What is being asked. Search the records below for "foreign"; copy each line that has it.
:: Study material
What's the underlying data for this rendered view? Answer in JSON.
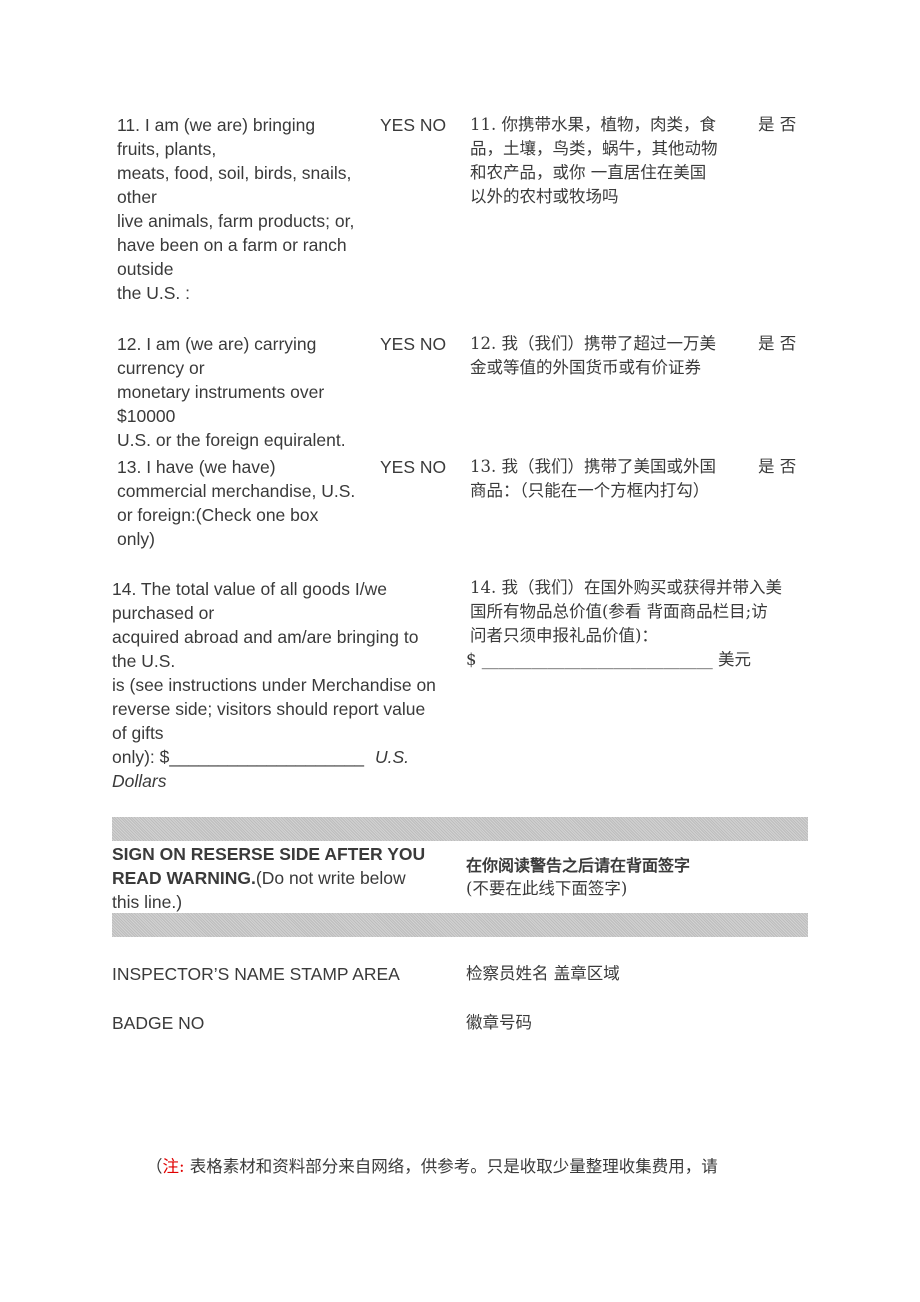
{
  "q11": {
    "en_lines": [
      "11. I am (we are) bringing",
      "fruits, plants,",
      "meats, food, soil, birds, snails,",
      "other",
      "live animals, farm products; or,",
      "have been on a farm or ranch",
      "outside",
      "the U.S. :"
    ],
    "yes_no": "YES NO",
    "zh_lines": [
      "11. 你携带水果，植物，肉类，食",
      "品，土壤，鸟类，蜗牛，其他动物",
      "和农产品，或你 一直居住在美国",
      "以外的农村或牧场吗"
    ],
    "zh_yes_no": "是 否"
  },
  "q12": {
    "en_lines": [
      "12. I am (we are) carrying",
      "currency or",
      "monetary instruments over",
      "$10000",
      "U.S. or the foreign equiralent."
    ],
    "yes_no": "YES NO",
    "zh_lines": [
      "12. 我（我们）携带了超过一万美",
      "金或等值的外国货币或有价证券"
    ],
    "zh_yes_no": "是 否"
  },
  "q13": {
    "en_lines": [
      "13. I have (we have)",
      "commercial merchandise, U.S.",
      "or foreign:(Check one box",
      "only)"
    ],
    "yes_no": "YES NO",
    "zh_lines": [
      "13. 我（我们）携带了美国或外国",
      "商品：（只能在一个方框内打勾）"
    ],
    "zh_yes_no": "是 否"
  },
  "q14": {
    "en_lines": [
      "14. The total value of all goods I/we",
      "purchased or",
      "acquired abroad and am/are bringing to",
      "the U.S.",
      "is (see instructions under Merchandise on",
      "reverse side; visitors should report value",
      "of gifts"
    ],
    "en_last": "only): $____________________",
    "en_unit_1": "U.S.",
    "en_unit_2": "Dollars",
    "zh_lines": [
      "14. 我（我们）在国外购买或获得并带入美",
      "国所有物品总价值(参看 背面商品栏目;访",
      "问者只须申报礼品价值)："
    ],
    "zh_amount": "$ ____________________________  美元"
  },
  "sign": {
    "en_bold_1": "SIGN ON RESERSE SIDE AFTER YOU",
    "en_bold_2": "READ WARNING.",
    "en_normal_2": "(Do not write below",
    "en_3": "this line.)",
    "zh_bold": "在你阅读警告之后请在背面签字",
    "zh_sub": "(不要在此线下面签字)"
  },
  "inspector": {
    "en": "INSPECTOR’S NAME STAMP AREA",
    "zh": "检察员姓名  盖章区域"
  },
  "badge": {
    "en": "BADGE NO",
    "zh": "徽章号码"
  },
  "note": {
    "open": "（",
    "label": "注:",
    "text": " 表格素材和资料部分来自网络，供参考。只是收取少量整理收集费用，请"
  },
  "colors": {
    "text": "#3a3a3a",
    "note_label": "#e00000",
    "band": "#c8c8c8"
  }
}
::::
Final answer.
      "U.S. or the foreign equiralent."
      "or foreign:(Check one box",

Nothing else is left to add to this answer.